Do you take the manufacturer’s claims of performance and fire safety at face value? Perhaps. Or do you more likely look for an independent, third-party certification voice to help provide an added level of confidence to the ongoing performance and safety claims of a cable manufacturer?
This is where Underwriters Laboratories (UL) and other global third-party test and certification organizations come to the fore. UL, for example, has one of the most comprehensive cable testing and market surveillance programs in the industry today. Not only does UL conduct initial testing on a representative sample of a product to determine that it complies with published requirements, but once in production UL will make unannounced factory visits.

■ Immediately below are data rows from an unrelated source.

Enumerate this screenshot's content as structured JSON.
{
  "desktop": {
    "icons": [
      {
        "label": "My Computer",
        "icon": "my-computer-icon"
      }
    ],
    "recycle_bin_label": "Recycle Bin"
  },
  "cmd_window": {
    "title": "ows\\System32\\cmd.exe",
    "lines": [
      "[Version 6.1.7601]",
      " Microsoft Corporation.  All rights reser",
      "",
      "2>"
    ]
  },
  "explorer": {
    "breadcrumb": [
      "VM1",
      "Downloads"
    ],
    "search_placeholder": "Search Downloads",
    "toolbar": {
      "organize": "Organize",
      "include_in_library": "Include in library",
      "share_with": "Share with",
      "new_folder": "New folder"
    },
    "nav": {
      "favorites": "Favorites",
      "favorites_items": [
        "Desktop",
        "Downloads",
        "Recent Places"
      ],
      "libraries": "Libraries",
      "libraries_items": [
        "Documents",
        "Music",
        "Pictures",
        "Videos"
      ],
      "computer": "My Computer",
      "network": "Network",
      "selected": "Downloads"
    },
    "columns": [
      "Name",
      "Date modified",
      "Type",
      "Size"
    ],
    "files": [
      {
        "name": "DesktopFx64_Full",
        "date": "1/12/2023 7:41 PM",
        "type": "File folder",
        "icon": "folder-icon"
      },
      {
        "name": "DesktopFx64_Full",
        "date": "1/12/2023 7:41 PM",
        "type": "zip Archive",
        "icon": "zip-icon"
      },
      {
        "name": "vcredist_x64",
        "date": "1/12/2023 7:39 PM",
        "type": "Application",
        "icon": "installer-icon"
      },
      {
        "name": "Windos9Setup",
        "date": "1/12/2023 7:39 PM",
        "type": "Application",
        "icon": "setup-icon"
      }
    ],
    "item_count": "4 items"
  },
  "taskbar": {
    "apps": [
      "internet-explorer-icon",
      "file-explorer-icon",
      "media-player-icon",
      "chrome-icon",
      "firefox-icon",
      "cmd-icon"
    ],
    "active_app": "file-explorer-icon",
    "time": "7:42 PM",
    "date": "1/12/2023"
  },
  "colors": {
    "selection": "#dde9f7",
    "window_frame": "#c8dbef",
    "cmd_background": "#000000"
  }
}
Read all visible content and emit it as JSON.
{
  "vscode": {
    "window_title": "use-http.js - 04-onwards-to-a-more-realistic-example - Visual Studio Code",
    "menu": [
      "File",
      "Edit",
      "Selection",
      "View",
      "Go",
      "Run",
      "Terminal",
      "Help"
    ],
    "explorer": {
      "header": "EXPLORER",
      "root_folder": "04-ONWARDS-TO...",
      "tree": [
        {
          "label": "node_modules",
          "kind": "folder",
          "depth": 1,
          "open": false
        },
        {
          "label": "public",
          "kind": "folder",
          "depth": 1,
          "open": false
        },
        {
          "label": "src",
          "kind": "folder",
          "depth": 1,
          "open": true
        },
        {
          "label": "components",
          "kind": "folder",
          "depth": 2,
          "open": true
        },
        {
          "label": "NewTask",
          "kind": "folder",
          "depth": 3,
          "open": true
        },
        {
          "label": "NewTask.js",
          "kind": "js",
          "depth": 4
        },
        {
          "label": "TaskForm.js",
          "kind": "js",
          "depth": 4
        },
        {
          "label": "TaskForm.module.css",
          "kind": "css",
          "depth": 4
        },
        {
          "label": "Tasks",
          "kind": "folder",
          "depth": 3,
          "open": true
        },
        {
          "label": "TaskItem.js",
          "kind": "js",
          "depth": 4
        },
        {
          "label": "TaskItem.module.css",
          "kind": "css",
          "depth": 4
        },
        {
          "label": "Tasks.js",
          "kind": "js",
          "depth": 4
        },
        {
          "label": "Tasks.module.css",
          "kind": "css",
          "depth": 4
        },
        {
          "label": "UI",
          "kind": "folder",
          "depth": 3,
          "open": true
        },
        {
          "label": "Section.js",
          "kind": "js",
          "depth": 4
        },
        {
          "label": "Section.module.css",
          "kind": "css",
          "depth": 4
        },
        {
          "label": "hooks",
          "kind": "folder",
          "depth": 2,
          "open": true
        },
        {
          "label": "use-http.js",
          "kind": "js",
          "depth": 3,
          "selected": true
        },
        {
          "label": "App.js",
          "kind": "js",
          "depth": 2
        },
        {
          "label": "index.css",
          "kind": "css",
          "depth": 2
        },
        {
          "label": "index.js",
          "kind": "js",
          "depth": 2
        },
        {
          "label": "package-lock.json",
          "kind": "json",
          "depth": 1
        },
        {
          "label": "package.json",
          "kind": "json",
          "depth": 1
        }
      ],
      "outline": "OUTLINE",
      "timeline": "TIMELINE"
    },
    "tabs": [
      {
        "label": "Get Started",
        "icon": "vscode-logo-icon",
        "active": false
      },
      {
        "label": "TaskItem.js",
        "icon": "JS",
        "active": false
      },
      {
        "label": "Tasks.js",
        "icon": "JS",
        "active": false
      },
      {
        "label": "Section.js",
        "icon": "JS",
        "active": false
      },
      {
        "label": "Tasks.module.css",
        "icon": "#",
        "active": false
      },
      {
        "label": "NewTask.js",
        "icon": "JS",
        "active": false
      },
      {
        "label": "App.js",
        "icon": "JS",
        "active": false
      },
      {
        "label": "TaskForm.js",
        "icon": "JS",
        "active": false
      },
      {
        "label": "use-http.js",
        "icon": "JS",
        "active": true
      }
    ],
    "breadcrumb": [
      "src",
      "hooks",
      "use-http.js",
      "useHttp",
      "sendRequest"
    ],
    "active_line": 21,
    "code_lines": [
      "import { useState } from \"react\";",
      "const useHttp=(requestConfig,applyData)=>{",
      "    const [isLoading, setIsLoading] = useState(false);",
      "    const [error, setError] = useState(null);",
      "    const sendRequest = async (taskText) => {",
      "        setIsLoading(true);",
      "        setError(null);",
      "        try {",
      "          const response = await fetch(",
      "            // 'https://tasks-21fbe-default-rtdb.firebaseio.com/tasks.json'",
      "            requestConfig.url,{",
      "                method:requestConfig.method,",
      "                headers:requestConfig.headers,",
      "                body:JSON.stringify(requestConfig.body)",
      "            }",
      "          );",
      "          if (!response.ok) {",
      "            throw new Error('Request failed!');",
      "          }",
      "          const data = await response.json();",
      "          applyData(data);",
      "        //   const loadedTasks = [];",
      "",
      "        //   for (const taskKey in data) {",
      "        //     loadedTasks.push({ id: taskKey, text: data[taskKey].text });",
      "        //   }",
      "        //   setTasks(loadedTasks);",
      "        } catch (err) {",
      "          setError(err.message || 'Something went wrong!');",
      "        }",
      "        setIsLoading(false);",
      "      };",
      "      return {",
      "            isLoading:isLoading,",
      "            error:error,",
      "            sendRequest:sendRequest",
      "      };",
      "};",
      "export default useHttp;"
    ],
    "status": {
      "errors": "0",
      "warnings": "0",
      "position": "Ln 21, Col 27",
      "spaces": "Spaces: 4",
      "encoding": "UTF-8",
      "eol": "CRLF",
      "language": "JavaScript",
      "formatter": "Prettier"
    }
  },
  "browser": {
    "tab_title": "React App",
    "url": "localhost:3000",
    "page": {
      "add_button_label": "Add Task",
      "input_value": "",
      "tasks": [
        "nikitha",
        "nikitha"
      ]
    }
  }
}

During these visits, UL will verify that a current box or reel of cable coming off the production line is being made in the same way, with the same materials, as it was when initially tested and certified for UL Listing. Randomly selected product from the supply chain is retested as well.
UL undertakes rigorous processes to help provide confidence in the consistency of products bearing its certification marks.
Products that do not meet or maintain these standards may use other less-stringent agency marks or, in some instances, may appear in the marketplace with no marks at all. That’s partly why building awareness on how to recognize inferior cabling products is so important.
It’s worth recapping some simple steps to become better informed. First, recognize that there are well-established requirements to determine performance as well as safety of communications cable. Second, when a company correctly shows its product is UL Listed that company is giving you a reasonable level of confidence that its product meets applicable safety (and if stated, performance) standards as determined by the industry.
Importantly, as the installing contractor, you have a responsibility to your customers to only use products that have been properly tested and certified for their intended use by a reputable third-party conformity assessment company. Be on guard against counterfeit product!
Hologram Helps Thwart Fraud
To help combat counterfeit products, UL introduced a holographic label requirement in October 2010 for communications cable. The new label includes the use of secure golden holographic material and color-shifting inks to prevent unauthorized label reproduction.
This type of label has been proven as an effective tool in deterring counterfeit products - oftentimes made of substandard materials and not meeting code requirements - from entering the marketplace. Although the UL holographic label is new, the remaining engineering marking information, including the Category and NEC-type designations on the cable tags or reels (and the methods for applying these markings), remains unchanged.
It is important to understand that surface printing of the letters “UL” on the cable is only permissible when the accompanying tag, reel or smallest unit container is also provided with the UL holographic Listing Mark.
The letters “UL” on the wire/cable itself is only a supplemental method of identifying a UL Listing and should not be considered primary evidence of a UL Listing. A combination of the two steps above is the only method provided by UL to identify products manufactured under its Listing and follow-up service.
Code authorities have already begun to see cables with the new holographic labels during their inspections and will see an increasing number of cables with these markings in the future. Although manufacturers can no longer add nonholographic labels to cable, it may still take a few months for cable with the nonholographic Listing Marks to be cleared from the supply chain.
Steven Galan is General Manager of Underwriters Laboratories’ Wire and Cable Services Strategic Business Unit. He can be contacted at (631) 271-6200.